Impossibly sweet, the pale cream and gold trumpets of honeysuckle produce an intoxicating perfume. Scenting the air on a sultry summer evening, I had the urge to capture and savour its fragrance. Close to where I work it grows wild, rambling its way through an unlikely course, most of it frustratingly out of reach.
I'd actually set out to make honeysuckle jelly; a conserve or preserve of golden summer days. Something I might bottle and fetch from the back of the cupboard in deepest, darkest, winter, slathered joyously on hot buttered toast. It's surprising just how many flowers you need for a jelly and, on this occasion, I only managed to snaffle two handfuls of blossoms. Not enough to make preserve, but enough to make a scented sugar.
2 Handfuls of Honeysuckle Blossoms
400g Caster Sugar
In an airtight container layer caster sugar and honeysuckle blossom -starting and ending with a layer of sugar. Leave for a week in a cool, dark place, shaking and mixing on alternate days. Sieve out the blossoms and store in a cool dark place. As I used most of the sugar immediately, I rather lazily did not sieve the flowers out for these recipes.
Whilst you work, how about some Honeysuckle Fizz?
Incredibly simple, perfumed and refreshing. Put half a teaspoon of honeysuckle sugar into the bottom of a glass, top up with chilled prosecco, cava or any fizz of your choice. Now then, where were we?
Honeysuckle and White Wine Jelly
Golden, sweet and fragrant; to let the honeysuckle sing, I find it is better to use a dry white wine in this recipe.
500ml dry white wine
3-4 leaves gelatine
4 heaped tbsp. honeysuckle sugar
Pour the wine into a heavy bottomed saucepan and bring to the boil. Turn the heat down a little, but allow to bubble away for 10 minutes to reduce the acidity and alcohol content. Place the gelatine leaves into a bowl of cold water and soak for 5 minutes. For jelly with a salacious quiver, use 3 leaves; if you prefer something a little more pert, use 4. Add the sugar to the wine, let it dissolve and remove immediately from the heat. Remove the gelatine from the bowl, squeeze out any excess water and add to the wine and sugar mix. Stir, allow to dissolve and then strain and pour into a mould. Allow to cool, before transferring to the fridge to set. To unmould, place into hot water for up to 1 minute and turn out onto a serving plate or dish.

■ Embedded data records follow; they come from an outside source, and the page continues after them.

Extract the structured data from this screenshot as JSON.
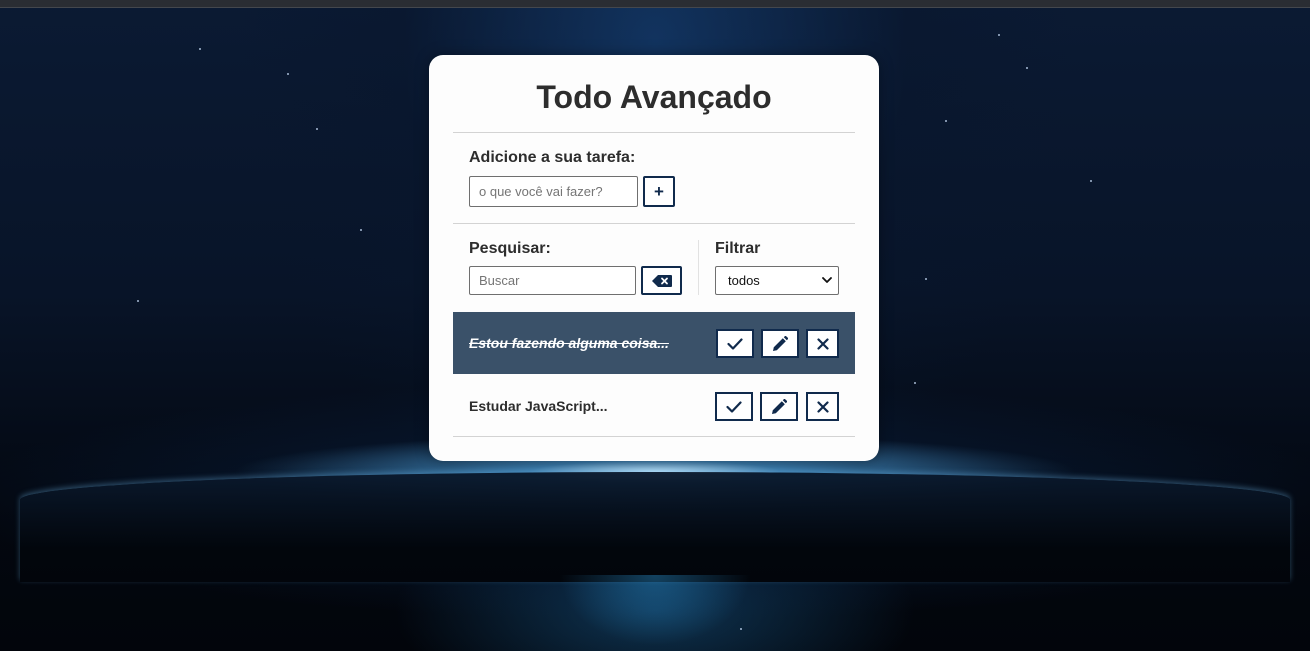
{
  "app": {
    "title": "Todo Avançado"
  },
  "add_section": {
    "label": "Adicione a sua tarefa:",
    "input_placeholder": "o que você vai fazer?",
    "input_value": "",
    "add_button_label": "+"
  },
  "search_section": {
    "label": "Pesquisar:",
    "input_placeholder": "Buscar",
    "input_value": "",
    "clear_button_icon": "backspace-icon"
  },
  "filter_section": {
    "label": "Filtrar",
    "selected": "todos"
  },
  "todos": [
    {
      "text": "Estou fazendo alguma coisa...",
      "done": true
    },
    {
      "text": "Estudar JavaScript...",
      "done": false
    }
  ],
  "row_actions": {
    "finish_icon": "check-icon",
    "edit_icon": "pencil-icon",
    "remove_icon": "close-icon"
  },
  "colors": {
    "accent": "#102a4c",
    "done_row_background": "#3a5169",
    "card_background": "#fdfdfd"
  }
}
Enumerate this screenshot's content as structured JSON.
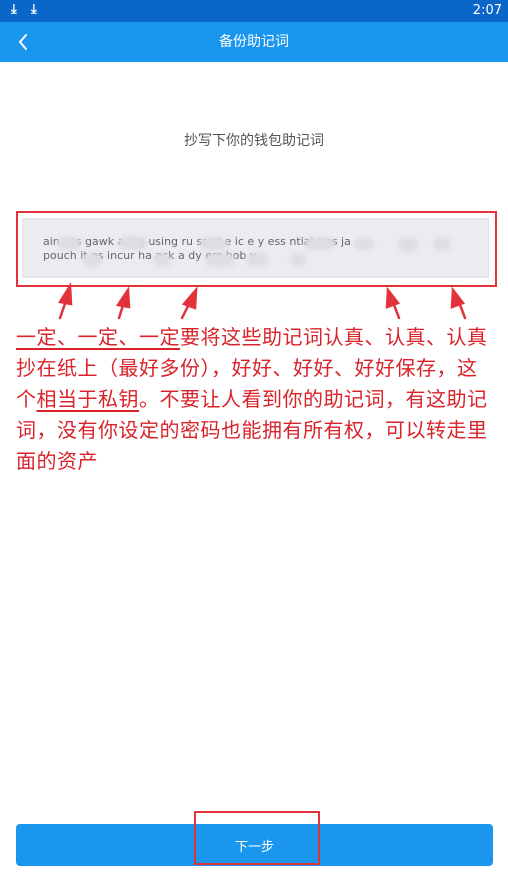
{
  "status_bar": {
    "time": "2:07",
    "icons": [
      "download-icon",
      "download-icon"
    ]
  },
  "header": {
    "title": "备份助记词",
    "back_icon": "chevron-left-icon"
  },
  "instruction": "抄写下你的钱包助记词",
  "mnemonic": {
    "line1": "ain ses gawk a ing using ru ss vi e ic e y ess ntial r es ja",
    "line2": "pouch it es incur ha ack a dy ers hob y"
  },
  "annotation": {
    "part1": "一定、一定、一定",
    "part2": "要将这些助记词认真、认真、认真抄在纸上（最好多份），好好、好好、好好保存，这个",
    "part3": "相当于私钥",
    "part4": "。不要让人看到你的助记词，有这助记词，没有你设定的密码也能拥有所有权，可以转走里面的资产"
  },
  "footer": {
    "next_label": "下一步"
  },
  "colors": {
    "primary": "#1a96ee",
    "status_bar": "#0a66c8",
    "annotation_red": "#d8232a"
  }
}
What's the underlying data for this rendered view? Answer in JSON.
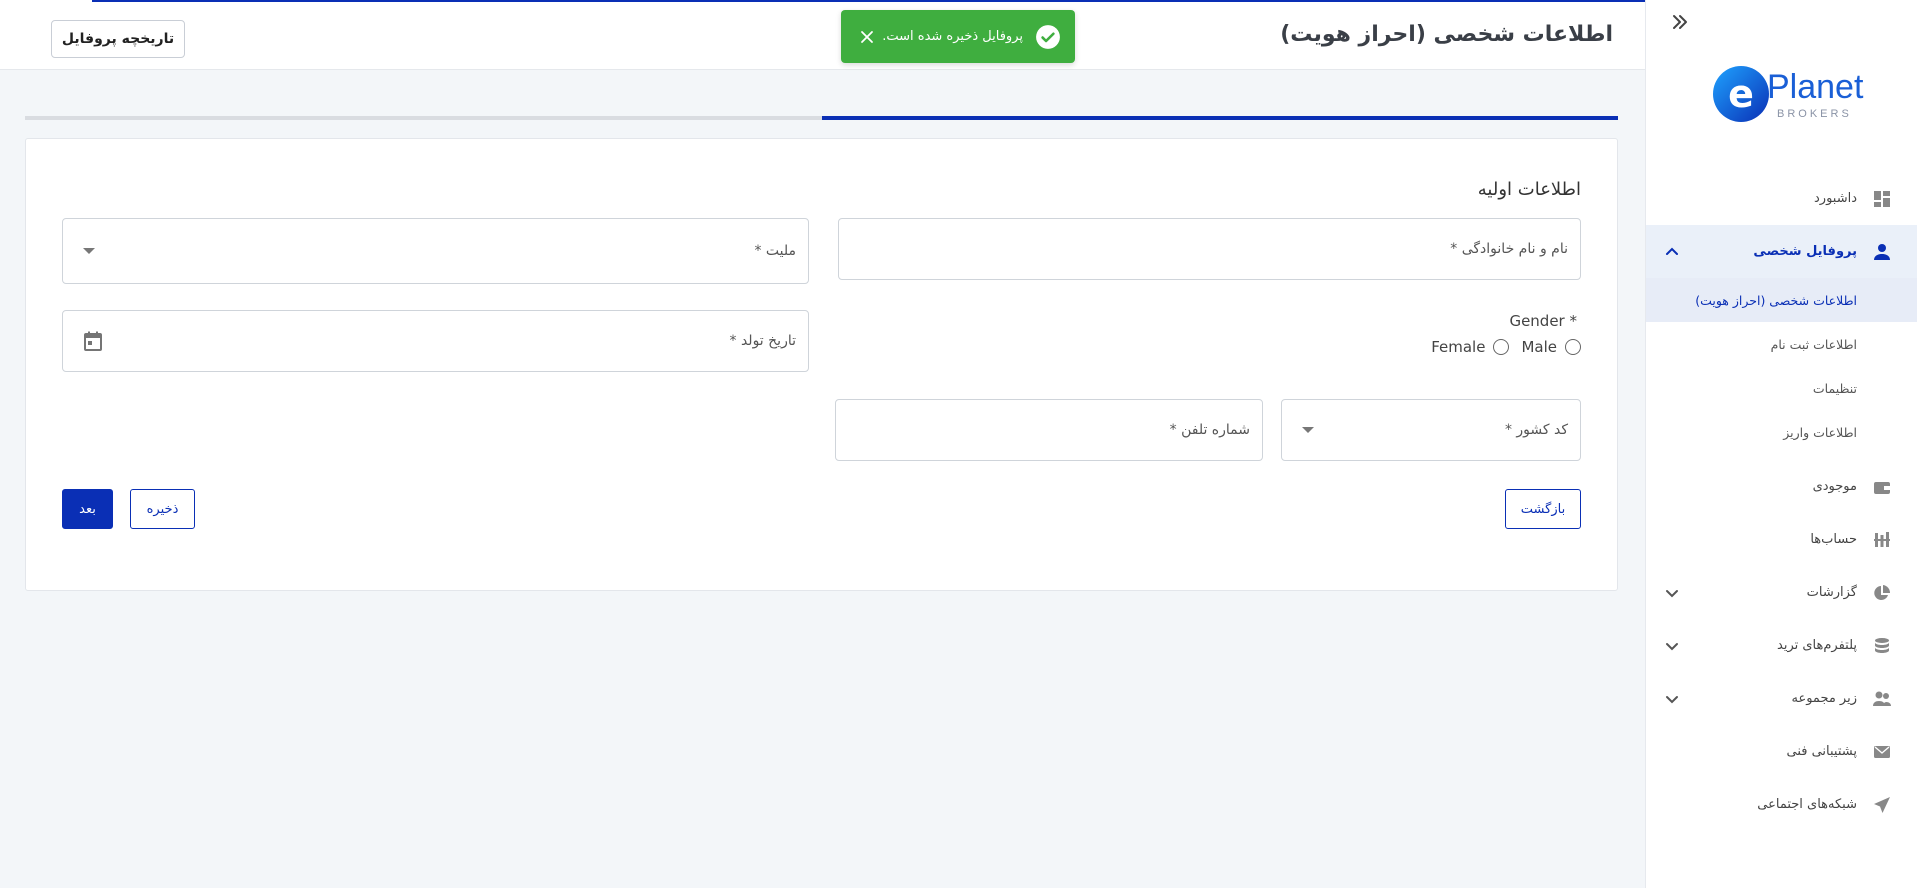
{
  "header": {
    "title": "اطلاعات شخصی (احراز هویت)",
    "history_button": "تاریخچه پروفایل"
  },
  "toast": {
    "message": "پروفایل ذخیره شده است.",
    "color": "#3fae3f"
  },
  "progress": {
    "percent": 50
  },
  "brand": {
    "name": "Planet",
    "sub": "BROKERS",
    "accent": "#0a2fb5"
  },
  "sidebar": {
    "items": [
      {
        "label": "داشبورد",
        "icon": "dashboard-icon"
      },
      {
        "label": "پروفایل شخصی",
        "icon": "user-icon",
        "active": true,
        "expanded": true,
        "children": [
          {
            "label": "اطلاعات شخصی (احراز هویت)",
            "active": true
          },
          {
            "label": "اطلاعات ثبت نام"
          },
          {
            "label": "تنظیمات"
          },
          {
            "label": "اطلاعات واریز"
          }
        ]
      },
      {
        "label": "موجودی",
        "icon": "wallet-icon"
      },
      {
        "label": "حساب‌ها",
        "icon": "accounts-icon"
      },
      {
        "label": "گزارشات",
        "icon": "pie-chart-icon",
        "has_children": true
      },
      {
        "label": "پلتفرم‌های ترید",
        "icon": "database-icon",
        "has_children": true
      },
      {
        "label": "زیر مجموعه",
        "icon": "users-icon",
        "has_children": true
      },
      {
        "label": "پشتیبانی فنی",
        "icon": "mail-icon"
      },
      {
        "label": "شبکه‌های اجتماعی",
        "icon": "send-icon"
      }
    ]
  },
  "form": {
    "section_title": "اطلاعات اولیه",
    "full_name_label": "نام و نام خانوادگی *",
    "nationality_label": "ملیت *",
    "gender_label": "Gender *",
    "gender_options": [
      "Male",
      "Female"
    ],
    "birth_date_label": "تاریخ تولد *",
    "country_code_label": "کد کشور *",
    "phone_label": "شماره تلفن *",
    "back_button": "بازگشت",
    "save_button": "ذخیره",
    "next_button": "بعد"
  }
}
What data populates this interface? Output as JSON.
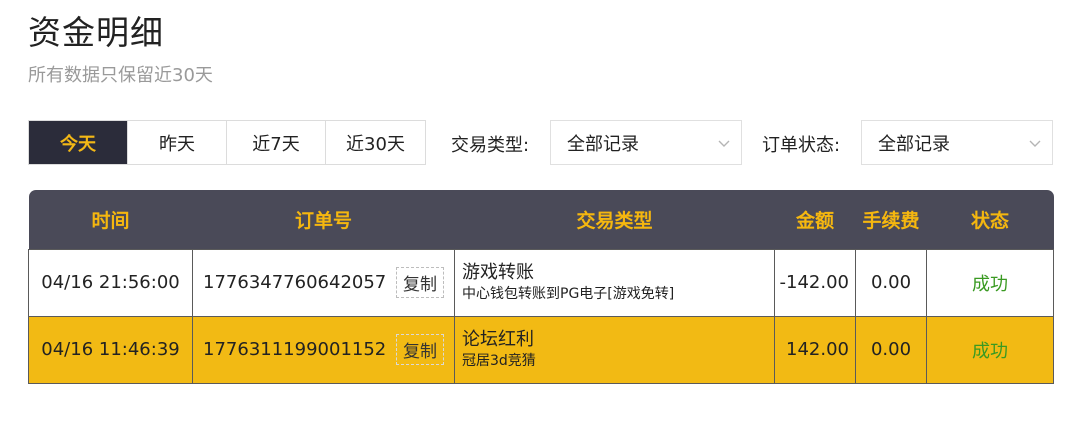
{
  "page": {
    "title": "资金明细",
    "subtitle": "所有数据只保留近30天"
  },
  "tabs": [
    {
      "label": "今天",
      "active": true
    },
    {
      "label": "昨天",
      "active": false
    },
    {
      "label": "近7天",
      "active": false
    },
    {
      "label": "近30天",
      "active": false
    }
  ],
  "filters": {
    "trade_type_label": "交易类型:",
    "trade_type_value": "全部记录",
    "order_status_label": "订单状态:",
    "order_status_value": "全部记录"
  },
  "table": {
    "headers": [
      "时间",
      "订单号",
      "交易类型",
      "金额",
      "手续费",
      "状态"
    ],
    "copy_label": "复制",
    "rows": [
      {
        "time": "04/16 21:56:00",
        "order_no": "1776347760642057",
        "type_main": "游戏转账",
        "type_sub": "中心钱包转账到PG电子[游戏免转]",
        "amount": "-142.00",
        "fee": "0.00",
        "status": "成功"
      },
      {
        "time": "04/16 11:46:39",
        "order_no": "1776311199001152",
        "type_main": "论坛红利",
        "type_sub": "冠居3d竞猜",
        "amount": "142.00",
        "fee": "0.00",
        "status": "成功"
      }
    ]
  },
  "colors": {
    "accent": "#f3b816",
    "header_bg": "#4a4a58",
    "active_tab_bg": "#2b2c3a",
    "success": "#3a9a22"
  }
}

Ricotta and Black Pepper Ice Cream
Simple, fresh, with a slightly grainy texture; the black pepper adds a warm and woody note to this ice cream. Makes more than you need -so perhaps try it with strawberry salad or lemon curd too.
300ml Double cream
3 heaped tbsp Caster sugar (if you prefer a sweeter ice cream 5-6 may suit your palate)
A handful of black peppercorns
Pour the cream into a saucepan and on a medium heat, warm until bubbles appear. Add the sugar, allow to dissolve, then turn the heat down further and add the handful of black peppercorns. Keep on a low heat for 5 minutes, remove and allow to cool down and steep overnight.
Place the ricotta into a bowl. Skim out the peppercorns from the cream and, pour over the ricotta. Mash and mix until smooth and either transfer to a container to freeze or place into an ice cream maker. Beat periodically whilst the mixture freezes. If you would like a little pep, grind some black pepper into the mixture when it has thickened a little.
Light, woody and peppery, this ricotta ice complements the sweet and perfumed honeysuckle and white wine jelly without overpowering. Jelly and ice cream -why should kids have all the fun?
Wild honeysuckle is still just about in bloom in the Southwest -find it rambling in unexpected places. If you use garden honeysuckle, remember, only cook with flowers from plants that have not been sprayed with pesticides. For a little taste of sunshine, this is definitely the recipe.